• Problem
All that is needed is every record, duplicated exactly.

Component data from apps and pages

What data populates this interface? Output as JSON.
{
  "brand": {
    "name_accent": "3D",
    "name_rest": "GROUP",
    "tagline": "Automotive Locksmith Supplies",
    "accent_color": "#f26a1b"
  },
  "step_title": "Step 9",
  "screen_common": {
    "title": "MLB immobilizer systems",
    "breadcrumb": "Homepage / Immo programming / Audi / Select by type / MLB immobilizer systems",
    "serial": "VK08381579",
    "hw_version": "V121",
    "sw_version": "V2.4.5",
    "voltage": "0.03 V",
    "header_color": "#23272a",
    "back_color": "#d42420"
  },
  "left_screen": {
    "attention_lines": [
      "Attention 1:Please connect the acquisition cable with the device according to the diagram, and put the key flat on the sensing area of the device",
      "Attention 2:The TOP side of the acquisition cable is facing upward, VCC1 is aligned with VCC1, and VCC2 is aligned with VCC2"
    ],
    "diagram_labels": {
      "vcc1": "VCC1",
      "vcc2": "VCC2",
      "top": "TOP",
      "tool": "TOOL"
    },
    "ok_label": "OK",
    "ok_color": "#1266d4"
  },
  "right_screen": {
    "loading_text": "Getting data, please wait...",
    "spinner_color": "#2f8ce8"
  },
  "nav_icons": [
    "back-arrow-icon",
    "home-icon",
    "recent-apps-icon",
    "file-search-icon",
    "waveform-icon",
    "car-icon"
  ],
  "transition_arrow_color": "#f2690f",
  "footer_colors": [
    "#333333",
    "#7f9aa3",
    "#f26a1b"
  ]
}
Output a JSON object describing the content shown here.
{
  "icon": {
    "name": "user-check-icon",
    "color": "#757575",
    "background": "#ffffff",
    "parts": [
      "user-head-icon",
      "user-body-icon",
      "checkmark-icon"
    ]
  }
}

• Worked solution
What data populates this interface? Output as JSON.
{
  "brand": {
    "name_accent": "3D",
    "name_rest": "GROUP",
    "tagline": "Automotive Locksmith Supplies",
    "accent_color": "#f26a1b"
  },
  "step_title": "Step 9",
  "screen_common": {
    "title": "MLB immobilizer systems",
    "breadcrumb": "Homepage / Immo programming / Audi / Select by type / MLB immobilizer systems",
    "serial": "VK08381579",
    "hw_version": "V121",
    "sw_version": "V2.4.5",
    "voltage": "0.03 V",
    "header_color": "#23272a",
    "back_color": "#d42420"
  },
  "left_screen": {
    "attention_lines": [
      "Attention 1:Please connect the acquisition cable with the device according to the diagram, and put the key flat on the sensing area of the device",
      "Attention 2:The TOP side of the acquisition cable is facing upward, VCC1 is aligned with VCC1, and VCC2 is aligned with VCC2"
    ],
    "diagram_labels": {
      "vcc1": "VCC1",
      "vcc2": "VCC2",
      "top": "TOP",
      "tool": "TOOL"
    },
    "ok_label": "OK",
    "ok_color": "#1266d4"
  },
  "right_screen": {
    "loading_text": "Getting data, please wait...",
    "spinner_color": "#2f8ce8"
  },
  "nav_icons": [
    "back-arrow-icon",
    "home-icon",
    "recent-apps-icon",
    "file-search-icon",
    "waveform-icon",
    "car-icon"
  ],
  "transition_arrow_color": "#f2690f",
  "footer_colors": [
    "#333333",
    "#7f9aa3",
    "#f26a1b"
  ]
}
Output a JSON object describing the content shown here.
{
  "icon": {
    "name": "user-check-icon",
    "color": "#757575",
    "background": "#ffffff",
    "parts": [
      "user-head-icon",
      "user-body-icon",
      "checkmark-icon"
    ]
  }
}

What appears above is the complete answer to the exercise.